What the exercise asks.
Filter the entries below, keeping every line that has the word "duration".

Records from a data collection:
== == ==

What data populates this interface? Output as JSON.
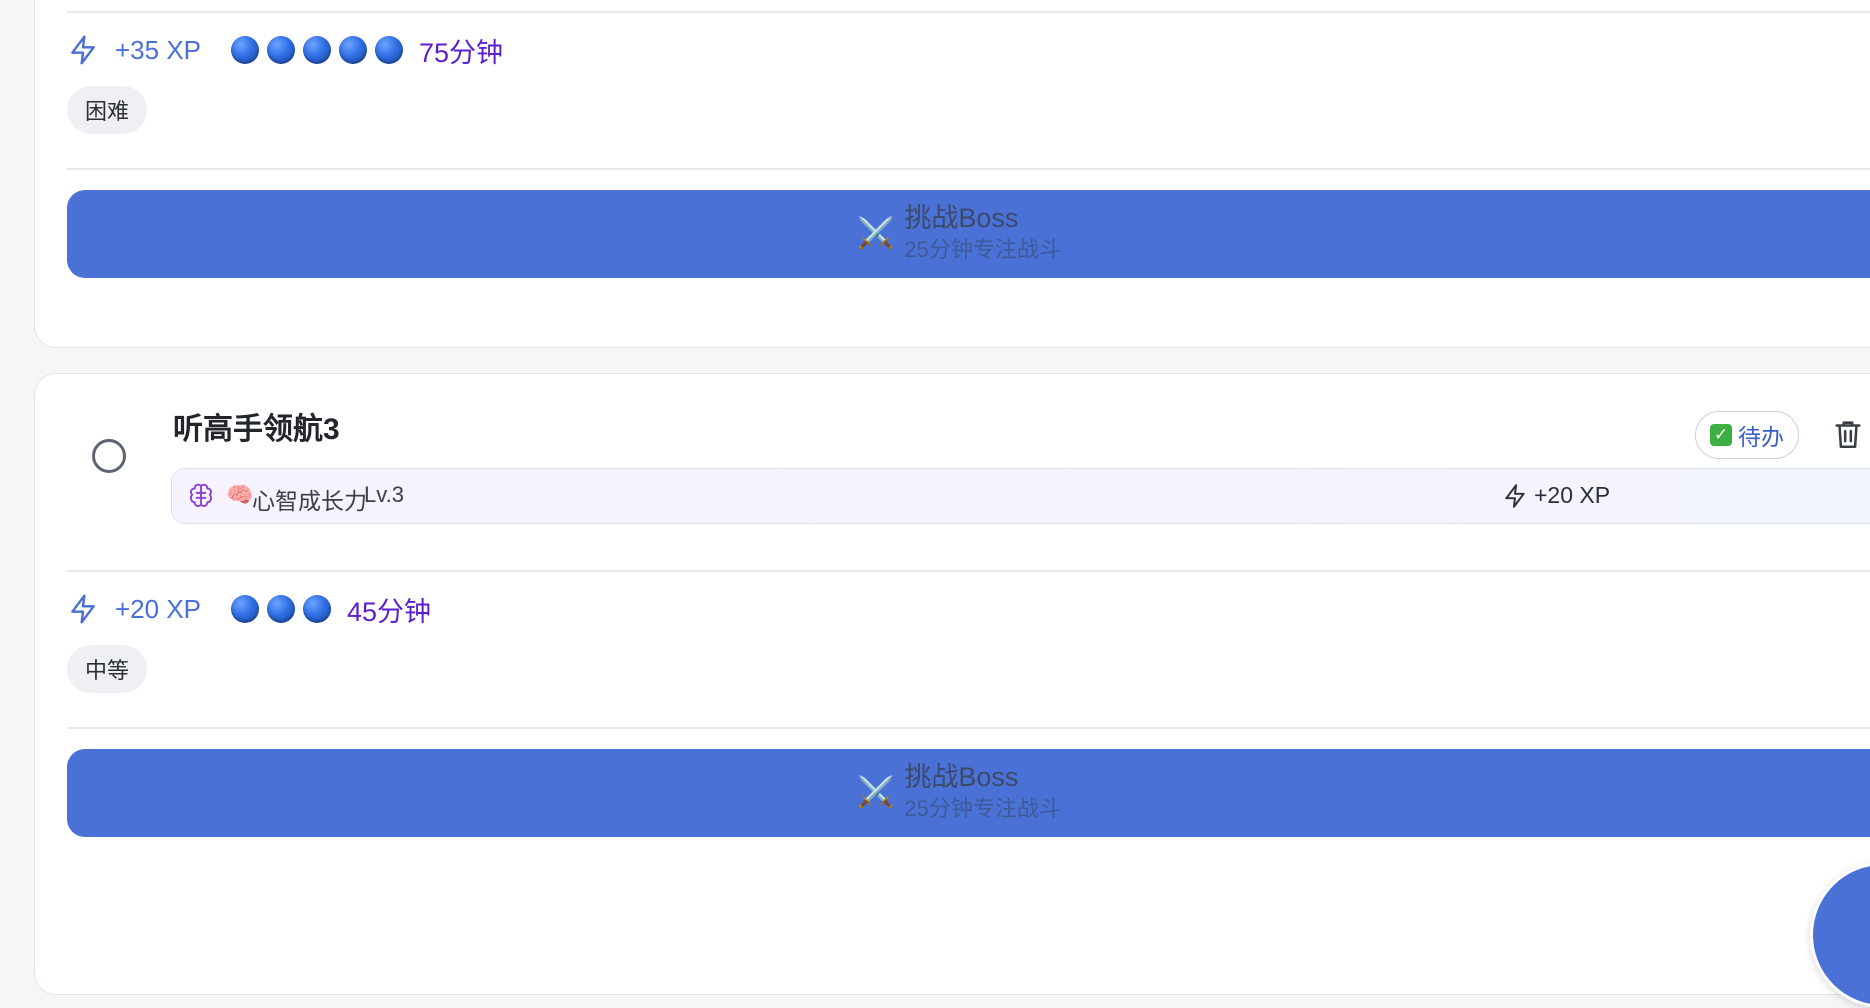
{
  "cards": [
    {
      "xp": "+35 XP",
      "dot_count": 5,
      "duration": "75分钟",
      "difficulty": "困难",
      "boss_button": {
        "title": "挑战Boss",
        "subtitle": "25分钟专注战斗",
        "icon": "⚔️"
      }
    },
    {
      "title": "听高手领航3",
      "status": "待办",
      "status_icon": "✅",
      "skill": {
        "emoji": "🧠",
        "name": "心智成长力",
        "level": "Lv.3",
        "xp": "+20 XP"
      },
      "xp": "+20 XP",
      "dot_count": 3,
      "duration": "45分钟",
      "difficulty": "中等",
      "boss_button": {
        "title": "挑战Boss",
        "subtitle": "25分钟专注战斗",
        "icon": "⚔️"
      }
    }
  ],
  "colors": {
    "accent": "#4a72d6",
    "xp": "#4a6fd8",
    "duration": "#5b1fd0",
    "skill_brain": "#8b3fd9"
  }
}
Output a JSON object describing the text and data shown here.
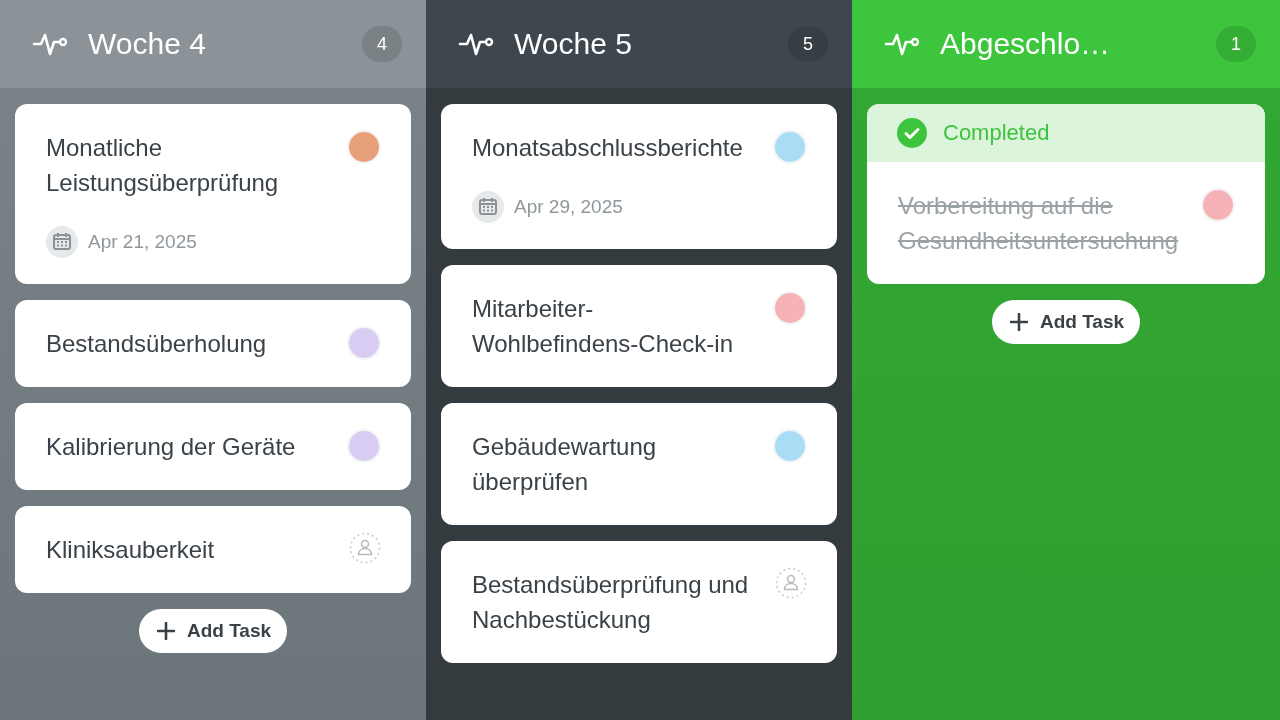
{
  "columns": [
    {
      "title": "Woche 4",
      "count": "4",
      "kind": "grey",
      "cards": [
        {
          "title": "Monatliche Leistungsüberprüfung",
          "date": "Apr 21, 2025",
          "completed": false,
          "assignee": {
            "kind": "avatar",
            "color": "#e8a07a"
          }
        },
        {
          "title": "Bestandsüberholung",
          "completed": false,
          "assignee": {
            "kind": "avatar",
            "color": "#d9ccf2"
          }
        },
        {
          "title": "Kalibrierung der Geräte",
          "completed": false,
          "assignee": {
            "kind": "avatar",
            "color": "#d9ccf2"
          }
        },
        {
          "title": "Kliniksauberkeit",
          "completed": false,
          "assignee": {
            "kind": "unassigned"
          }
        }
      ],
      "add_label": "Add Task"
    },
    {
      "title": "Woche 5",
      "count": "5",
      "kind": "dark",
      "cards": [
        {
          "title": "Monatsabschlussberichte",
          "date": "Apr 29, 2025",
          "completed": false,
          "assignee": {
            "kind": "avatar",
            "color": "#a9dcf5"
          }
        },
        {
          "title": "Mitarbeiter-Wohlbefindens-Check-in",
          "completed": false,
          "assignee": {
            "kind": "avatar",
            "color": "#f5b3b8"
          }
        },
        {
          "title": "Gebäudewartung überprüfen",
          "completed": false,
          "assignee": {
            "kind": "avatar",
            "color": "#a9dcf5"
          }
        },
        {
          "title": "Bestandsüberprüfung und Nachbestückung",
          "completed": false,
          "assignee": {
            "kind": "unassigned"
          }
        }
      ]
    },
    {
      "title": "Abgeschlo…",
      "count": "1",
      "kind": "green",
      "cards": [
        {
          "status_label": "Completed",
          "title": "Vorbereitung auf die Gesundheitsuntersuchung",
          "completed": true,
          "assignee": {
            "kind": "avatar",
            "color": "#f5b3b8"
          }
        }
      ],
      "add_label": "Add Task"
    }
  ]
}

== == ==

Finished task.
      "duration": "75分钟",
      "duration": "45分钟",
    "duration": "#5b1fd0",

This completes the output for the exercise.